This is what I’ve learned about berries: big plump, symmetrical ones that won’t squish when packed in a grocery bag, won’t get moldy in a few days, and won’t leak juice, are to be avoided.
Hmmm… Wait, but, that wisdom flies in the face of everything I assumed I knew about strawberries!?
Here are the six “myths” I used to tell myself, and how to choose the best strawberries:
1. Big Strawberries Will be Sweeter.

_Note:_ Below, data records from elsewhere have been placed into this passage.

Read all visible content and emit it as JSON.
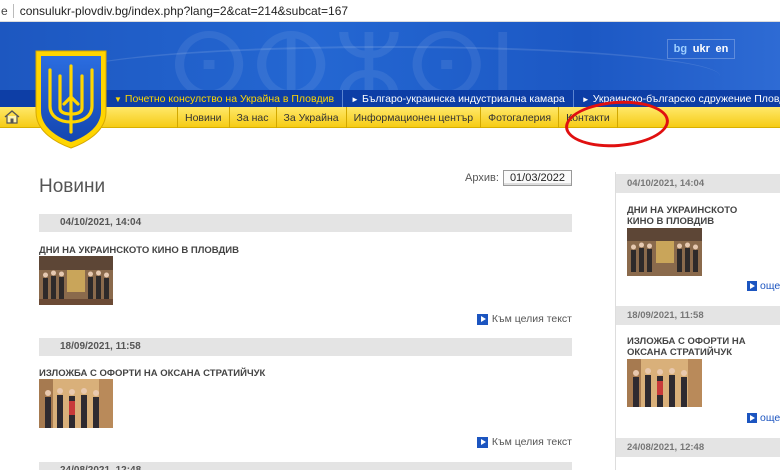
{
  "address_bar": {
    "prefix": "e",
    "url": "consulukr-plovdiv.bg/index.php?lang=2&cat=214&subcat=167"
  },
  "languages": [
    {
      "label": "bg",
      "active": true
    },
    {
      "label": "ukr",
      "active": false
    },
    {
      "label": "en",
      "active": false
    }
  ],
  "top_links": [
    {
      "label": "Почетно консулство на Украйна в Пловдив",
      "active": true
    },
    {
      "label": "Българо-украинска индустриална камара",
      "active": false
    },
    {
      "label": "Украинско-българско сдружение Пловдив",
      "active": false
    }
  ],
  "menu": [
    "Новини",
    "За нас",
    "За Украйна",
    "Информационен център",
    "Фотогалерия",
    "Контакти"
  ],
  "main": {
    "title": "Новини",
    "archive_label": "Архив:",
    "archive_date": "01/03/2022",
    "read_more": "Към целия текст",
    "news": [
      {
        "date": "04/10/2021, 14:04",
        "title": "ДНИ НА УКРАИНСКОТО КИНО В ПЛОВДИВ"
      },
      {
        "date": "18/09/2021, 11:58",
        "title": "ИЗЛОЖБА С ОФОРТИ НА ОКСАНА СТРАТИЙЧУК"
      },
      {
        "date": "24/08/2021, 12:48",
        "title": ""
      }
    ]
  },
  "sidebar": {
    "more": "още",
    "news": [
      {
        "date": "04/10/2021, 14:04",
        "title": "ДНИ НА УКРАИНСКОТО КИНО В ПЛОВДИВ"
      },
      {
        "date": "18/09/2021, 11:58",
        "title": "ИЗЛОЖБА С ОФОРТИ НА ОКСАНА СТРАТИЙЧУК"
      },
      {
        "date": "24/08/2021, 12:48",
        "title": ""
      }
    ]
  },
  "colors": {
    "banner_blue": "#2467d2",
    "strip_blue": "#0d3ea6",
    "menu_yellow": "#f6cc16",
    "active_link": "#ffd600",
    "annotation_red": "#e01010"
  }
}
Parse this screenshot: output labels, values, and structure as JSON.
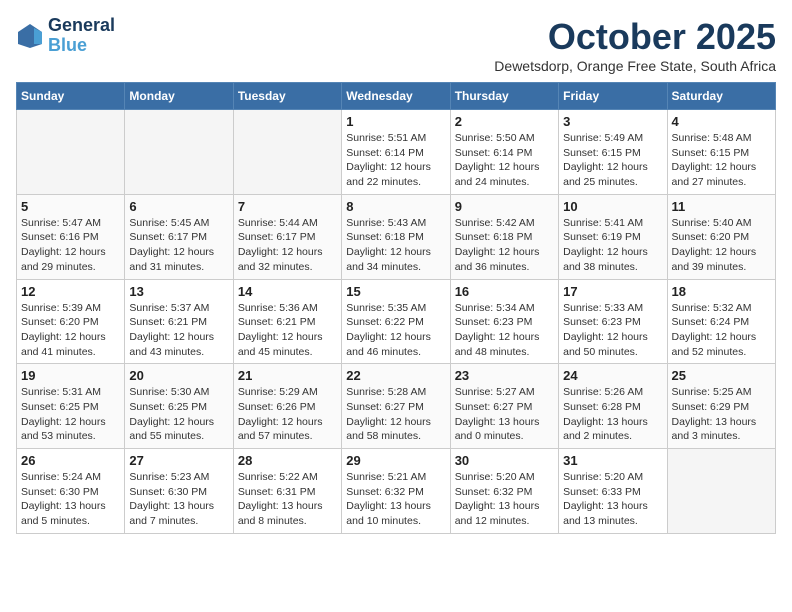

It is incredibly satisfying to bite into a monster strawberry, but puffed-up berries usually have minimal flavor and fewer nutrients than smaller ones. They tend to have a lower skin to water ratio and it’s the skin where much of the nutrients hide. Tiny wild blueberries, for example, are far more flavorful than larger ones and can be bought frozen year-round.
2.You can’t tell if it’s juicy until you bite into it
If you can’t see juice when you buy it, you won’t taste it when you eat it. Look for signs of a little juice in the carton. Low juice berries are an indicator that the berry was bred for a long shelf life.
3. The Ones that Keep the Longest are the Freshest
I find that the farmers market strawberries I buy go bad quickly (a good thing!); it’s because they are picked the day before I buy them, meaning they are at the height of their flavor and nutritional value.
4. Color Does Not Vary Much
“The blacker the berry
The sweeter the juice
I could say it ain’t so
But darlin’, what’s the use?” – Run and Tell That, Hairspray Musical
The deeper the color of berries, the higher the antioxidant level (part of the reason blueberries and blackberries are so high); once you start noticing color, you’ll see that especially with strawberries and raspberries, there is a huge range of color.
5. Symmetrical Berries are a Sign of High Quality
Big, uniform, symettrical berries are grown for high volume, commercial purposes to ensure a consistent look in the package and on plates of catered sandwiches. Farmer’s market berries are much uglier than store-bought.
6. Organic is always best.
Many of the organic brands in stores are run by huge conglomerates (eg. Driscol’s). Though pesticide-free, these berries are grown to withstand long-distance travel and an extended layover in a warehouse. The ideal body type for this job? Big and firm.
Many organic berries are delicious (and if the choice is commercial v. organic, go organic) but if it’s local v. large-scale organic, I’d go local–the pesticide level is usually low and many farms are pesticide-free even if they are not officially labeled organic.
And a tip for prolonging your strawberries once you bring them home – don’t wash them until just before eating, as moisture speeds up the spoiling.
In other words, if you rinse off your strawberries, you have less than 24 hours to eat them or they will go bad!
Other berry thoughts or advice? Berry good! (ugh) Drop them in “comments”